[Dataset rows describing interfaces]
● ● ●

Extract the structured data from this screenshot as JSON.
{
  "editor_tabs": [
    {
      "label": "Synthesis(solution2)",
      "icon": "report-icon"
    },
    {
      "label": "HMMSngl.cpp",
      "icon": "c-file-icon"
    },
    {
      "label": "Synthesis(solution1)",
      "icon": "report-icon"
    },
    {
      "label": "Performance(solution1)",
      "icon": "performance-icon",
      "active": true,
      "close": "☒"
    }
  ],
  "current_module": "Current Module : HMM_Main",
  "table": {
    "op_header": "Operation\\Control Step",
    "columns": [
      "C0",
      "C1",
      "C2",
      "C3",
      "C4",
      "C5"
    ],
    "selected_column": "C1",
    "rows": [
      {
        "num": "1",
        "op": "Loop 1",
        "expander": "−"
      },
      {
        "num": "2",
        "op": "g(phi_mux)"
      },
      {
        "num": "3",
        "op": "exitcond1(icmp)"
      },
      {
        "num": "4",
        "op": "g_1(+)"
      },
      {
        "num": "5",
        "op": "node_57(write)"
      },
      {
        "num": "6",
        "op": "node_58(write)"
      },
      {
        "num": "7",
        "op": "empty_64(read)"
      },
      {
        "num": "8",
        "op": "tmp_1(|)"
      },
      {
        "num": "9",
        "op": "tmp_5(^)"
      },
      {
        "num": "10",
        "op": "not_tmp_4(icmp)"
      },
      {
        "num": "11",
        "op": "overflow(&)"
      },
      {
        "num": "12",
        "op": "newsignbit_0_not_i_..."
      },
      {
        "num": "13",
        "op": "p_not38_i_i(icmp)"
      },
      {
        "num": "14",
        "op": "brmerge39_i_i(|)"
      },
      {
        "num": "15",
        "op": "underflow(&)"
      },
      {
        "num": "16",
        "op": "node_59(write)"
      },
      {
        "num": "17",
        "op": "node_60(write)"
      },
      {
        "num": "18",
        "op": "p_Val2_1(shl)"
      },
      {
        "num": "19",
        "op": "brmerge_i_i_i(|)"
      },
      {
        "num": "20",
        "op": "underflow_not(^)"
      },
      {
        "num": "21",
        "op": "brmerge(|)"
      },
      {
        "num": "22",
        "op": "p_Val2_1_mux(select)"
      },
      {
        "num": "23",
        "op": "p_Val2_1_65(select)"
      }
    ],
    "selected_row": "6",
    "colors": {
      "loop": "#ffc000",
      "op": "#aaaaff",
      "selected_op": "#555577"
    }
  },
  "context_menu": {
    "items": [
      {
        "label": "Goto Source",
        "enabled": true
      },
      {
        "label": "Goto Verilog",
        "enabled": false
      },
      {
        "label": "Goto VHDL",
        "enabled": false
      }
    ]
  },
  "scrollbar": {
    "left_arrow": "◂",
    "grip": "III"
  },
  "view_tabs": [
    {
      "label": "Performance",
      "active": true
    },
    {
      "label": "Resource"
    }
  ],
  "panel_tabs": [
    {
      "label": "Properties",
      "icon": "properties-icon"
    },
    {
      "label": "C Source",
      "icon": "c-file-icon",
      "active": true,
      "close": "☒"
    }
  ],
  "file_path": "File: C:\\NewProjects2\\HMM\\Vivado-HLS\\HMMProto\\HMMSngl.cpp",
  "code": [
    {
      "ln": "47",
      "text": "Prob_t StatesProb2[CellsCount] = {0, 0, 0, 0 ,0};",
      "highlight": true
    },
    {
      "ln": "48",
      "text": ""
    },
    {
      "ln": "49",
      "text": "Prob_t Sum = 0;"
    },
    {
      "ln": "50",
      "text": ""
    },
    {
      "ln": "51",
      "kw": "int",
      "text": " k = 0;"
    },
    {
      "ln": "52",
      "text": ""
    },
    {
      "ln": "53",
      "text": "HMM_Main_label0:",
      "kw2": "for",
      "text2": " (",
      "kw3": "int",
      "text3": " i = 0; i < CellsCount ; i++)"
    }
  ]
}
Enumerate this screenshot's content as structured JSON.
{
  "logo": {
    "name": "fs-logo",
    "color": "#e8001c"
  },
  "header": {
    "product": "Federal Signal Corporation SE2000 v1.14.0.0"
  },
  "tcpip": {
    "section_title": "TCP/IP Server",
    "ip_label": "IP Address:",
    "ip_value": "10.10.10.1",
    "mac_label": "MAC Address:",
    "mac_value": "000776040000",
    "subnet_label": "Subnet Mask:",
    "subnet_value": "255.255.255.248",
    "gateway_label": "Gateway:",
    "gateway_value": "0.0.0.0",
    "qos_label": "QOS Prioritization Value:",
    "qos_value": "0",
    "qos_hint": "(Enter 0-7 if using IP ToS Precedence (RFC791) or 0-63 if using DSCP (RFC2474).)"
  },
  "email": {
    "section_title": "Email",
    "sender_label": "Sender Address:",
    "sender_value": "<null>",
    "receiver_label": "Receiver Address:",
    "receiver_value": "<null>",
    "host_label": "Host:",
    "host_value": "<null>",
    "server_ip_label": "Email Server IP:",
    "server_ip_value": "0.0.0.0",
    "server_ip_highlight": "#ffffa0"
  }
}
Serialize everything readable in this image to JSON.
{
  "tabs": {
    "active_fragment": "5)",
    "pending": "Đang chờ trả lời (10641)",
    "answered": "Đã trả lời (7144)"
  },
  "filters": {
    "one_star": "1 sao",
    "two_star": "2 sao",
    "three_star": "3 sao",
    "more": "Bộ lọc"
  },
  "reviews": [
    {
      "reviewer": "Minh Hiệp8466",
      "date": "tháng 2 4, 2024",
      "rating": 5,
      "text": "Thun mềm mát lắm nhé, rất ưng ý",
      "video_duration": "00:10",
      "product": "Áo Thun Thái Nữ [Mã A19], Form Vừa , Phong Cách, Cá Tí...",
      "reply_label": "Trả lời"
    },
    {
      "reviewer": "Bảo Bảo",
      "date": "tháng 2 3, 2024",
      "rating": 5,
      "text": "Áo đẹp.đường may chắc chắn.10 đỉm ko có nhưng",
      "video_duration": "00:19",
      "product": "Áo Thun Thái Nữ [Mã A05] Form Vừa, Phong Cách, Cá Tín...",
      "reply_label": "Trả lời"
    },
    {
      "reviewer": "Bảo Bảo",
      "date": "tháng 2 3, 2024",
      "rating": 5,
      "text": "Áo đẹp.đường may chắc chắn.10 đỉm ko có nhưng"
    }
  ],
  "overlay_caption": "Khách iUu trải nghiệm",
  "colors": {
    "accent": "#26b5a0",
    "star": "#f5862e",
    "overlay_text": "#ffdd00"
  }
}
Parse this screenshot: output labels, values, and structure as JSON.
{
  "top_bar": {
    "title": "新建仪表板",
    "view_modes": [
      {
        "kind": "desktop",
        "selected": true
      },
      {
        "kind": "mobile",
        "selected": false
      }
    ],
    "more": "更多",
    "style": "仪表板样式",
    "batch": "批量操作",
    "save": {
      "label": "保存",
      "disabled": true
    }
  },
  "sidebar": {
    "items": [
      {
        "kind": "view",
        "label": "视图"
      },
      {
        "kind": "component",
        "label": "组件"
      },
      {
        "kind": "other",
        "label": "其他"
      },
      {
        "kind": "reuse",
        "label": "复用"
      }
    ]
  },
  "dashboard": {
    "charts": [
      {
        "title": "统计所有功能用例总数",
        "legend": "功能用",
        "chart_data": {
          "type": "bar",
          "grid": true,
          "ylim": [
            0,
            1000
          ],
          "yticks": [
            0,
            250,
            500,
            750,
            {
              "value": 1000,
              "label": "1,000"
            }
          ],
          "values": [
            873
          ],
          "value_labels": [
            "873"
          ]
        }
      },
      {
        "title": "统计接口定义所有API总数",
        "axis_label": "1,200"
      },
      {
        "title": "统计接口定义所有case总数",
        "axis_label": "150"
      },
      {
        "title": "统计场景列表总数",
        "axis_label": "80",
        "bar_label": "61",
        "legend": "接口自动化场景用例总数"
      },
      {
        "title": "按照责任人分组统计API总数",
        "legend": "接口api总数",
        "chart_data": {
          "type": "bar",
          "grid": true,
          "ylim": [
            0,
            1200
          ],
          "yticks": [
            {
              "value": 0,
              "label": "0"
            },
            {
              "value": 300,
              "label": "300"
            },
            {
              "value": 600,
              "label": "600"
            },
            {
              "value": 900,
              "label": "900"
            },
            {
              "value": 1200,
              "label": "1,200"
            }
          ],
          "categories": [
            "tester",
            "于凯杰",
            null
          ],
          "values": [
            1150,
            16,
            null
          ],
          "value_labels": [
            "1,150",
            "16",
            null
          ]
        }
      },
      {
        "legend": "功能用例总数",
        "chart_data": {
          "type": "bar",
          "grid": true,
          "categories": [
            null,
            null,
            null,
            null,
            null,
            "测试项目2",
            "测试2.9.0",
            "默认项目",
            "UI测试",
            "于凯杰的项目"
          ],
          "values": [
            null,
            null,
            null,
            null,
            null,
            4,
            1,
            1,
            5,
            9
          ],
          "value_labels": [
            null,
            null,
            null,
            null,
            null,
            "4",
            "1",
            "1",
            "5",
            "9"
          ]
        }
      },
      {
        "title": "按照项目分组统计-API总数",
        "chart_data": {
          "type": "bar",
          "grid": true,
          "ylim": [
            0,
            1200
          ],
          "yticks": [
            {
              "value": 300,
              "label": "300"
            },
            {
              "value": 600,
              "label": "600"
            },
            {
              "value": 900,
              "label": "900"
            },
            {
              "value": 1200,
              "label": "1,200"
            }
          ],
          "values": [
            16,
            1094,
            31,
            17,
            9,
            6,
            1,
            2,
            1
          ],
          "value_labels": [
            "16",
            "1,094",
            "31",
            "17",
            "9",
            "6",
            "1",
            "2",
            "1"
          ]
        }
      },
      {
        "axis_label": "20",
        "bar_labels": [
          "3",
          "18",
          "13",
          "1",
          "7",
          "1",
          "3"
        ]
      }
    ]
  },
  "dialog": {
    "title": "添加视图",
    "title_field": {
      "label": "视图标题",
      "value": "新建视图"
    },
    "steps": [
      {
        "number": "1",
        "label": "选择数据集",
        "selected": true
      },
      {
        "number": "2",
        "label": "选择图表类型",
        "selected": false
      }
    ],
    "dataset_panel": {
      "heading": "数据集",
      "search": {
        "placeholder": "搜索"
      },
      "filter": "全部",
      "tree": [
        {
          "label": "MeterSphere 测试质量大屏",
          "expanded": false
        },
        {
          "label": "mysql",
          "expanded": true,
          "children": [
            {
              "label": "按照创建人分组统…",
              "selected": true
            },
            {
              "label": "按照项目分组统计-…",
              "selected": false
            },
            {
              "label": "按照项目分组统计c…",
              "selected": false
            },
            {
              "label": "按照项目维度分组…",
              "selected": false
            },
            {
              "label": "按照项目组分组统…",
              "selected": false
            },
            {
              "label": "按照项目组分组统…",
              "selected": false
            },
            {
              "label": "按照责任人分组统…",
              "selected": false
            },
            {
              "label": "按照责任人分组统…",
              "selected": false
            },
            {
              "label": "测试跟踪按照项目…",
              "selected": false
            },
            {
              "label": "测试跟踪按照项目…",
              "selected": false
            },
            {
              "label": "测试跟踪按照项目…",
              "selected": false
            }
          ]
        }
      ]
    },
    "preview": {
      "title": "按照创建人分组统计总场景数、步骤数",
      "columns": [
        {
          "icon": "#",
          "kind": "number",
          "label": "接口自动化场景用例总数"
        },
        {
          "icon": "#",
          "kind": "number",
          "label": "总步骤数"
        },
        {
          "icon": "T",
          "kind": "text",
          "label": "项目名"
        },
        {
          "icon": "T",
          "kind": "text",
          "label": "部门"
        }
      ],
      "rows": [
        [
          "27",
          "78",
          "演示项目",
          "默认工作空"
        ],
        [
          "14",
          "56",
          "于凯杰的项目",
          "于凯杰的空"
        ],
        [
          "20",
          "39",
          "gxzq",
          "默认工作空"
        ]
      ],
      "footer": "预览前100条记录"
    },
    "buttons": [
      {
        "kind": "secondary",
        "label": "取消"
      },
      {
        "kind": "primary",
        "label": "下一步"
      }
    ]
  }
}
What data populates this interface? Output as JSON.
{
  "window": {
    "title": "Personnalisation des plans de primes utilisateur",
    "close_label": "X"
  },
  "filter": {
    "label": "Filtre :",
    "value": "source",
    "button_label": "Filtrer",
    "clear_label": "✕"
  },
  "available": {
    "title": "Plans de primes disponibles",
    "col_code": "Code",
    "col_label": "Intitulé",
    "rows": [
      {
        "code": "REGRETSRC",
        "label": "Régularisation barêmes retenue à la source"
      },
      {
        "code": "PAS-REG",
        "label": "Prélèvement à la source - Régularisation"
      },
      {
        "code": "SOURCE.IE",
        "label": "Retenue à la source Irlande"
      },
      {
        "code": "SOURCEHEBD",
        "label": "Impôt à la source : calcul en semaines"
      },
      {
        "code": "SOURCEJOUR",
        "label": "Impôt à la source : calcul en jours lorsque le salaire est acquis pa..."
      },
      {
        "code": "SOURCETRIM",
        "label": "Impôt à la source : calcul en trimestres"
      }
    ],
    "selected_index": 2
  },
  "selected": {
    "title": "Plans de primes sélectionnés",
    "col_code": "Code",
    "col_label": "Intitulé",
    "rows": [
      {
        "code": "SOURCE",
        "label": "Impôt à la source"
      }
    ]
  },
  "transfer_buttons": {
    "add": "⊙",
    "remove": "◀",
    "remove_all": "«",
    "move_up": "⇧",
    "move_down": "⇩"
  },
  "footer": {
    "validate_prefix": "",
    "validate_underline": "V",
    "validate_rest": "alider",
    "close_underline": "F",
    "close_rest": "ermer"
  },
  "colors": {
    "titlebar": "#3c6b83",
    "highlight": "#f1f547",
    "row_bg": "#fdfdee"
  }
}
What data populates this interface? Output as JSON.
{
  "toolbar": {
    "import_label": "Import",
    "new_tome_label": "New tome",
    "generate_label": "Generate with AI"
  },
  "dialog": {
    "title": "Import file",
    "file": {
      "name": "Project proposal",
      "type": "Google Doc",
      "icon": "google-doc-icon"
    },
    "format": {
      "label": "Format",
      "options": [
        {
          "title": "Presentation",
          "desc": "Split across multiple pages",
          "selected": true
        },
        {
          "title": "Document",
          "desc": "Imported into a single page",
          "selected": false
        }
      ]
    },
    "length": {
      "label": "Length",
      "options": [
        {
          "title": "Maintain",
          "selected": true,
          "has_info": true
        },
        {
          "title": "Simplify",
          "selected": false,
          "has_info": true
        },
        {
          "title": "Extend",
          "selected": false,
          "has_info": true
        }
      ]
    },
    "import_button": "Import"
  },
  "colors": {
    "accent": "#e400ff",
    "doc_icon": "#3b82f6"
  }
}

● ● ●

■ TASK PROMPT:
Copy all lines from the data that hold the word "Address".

■ EXPECTED ANSWER:
    "ip_label": "IP Address:",
    "mac_label": "MAC Address:",
    "sender_label": "Sender Address:",
    "receiver_label": "Receiver Address:",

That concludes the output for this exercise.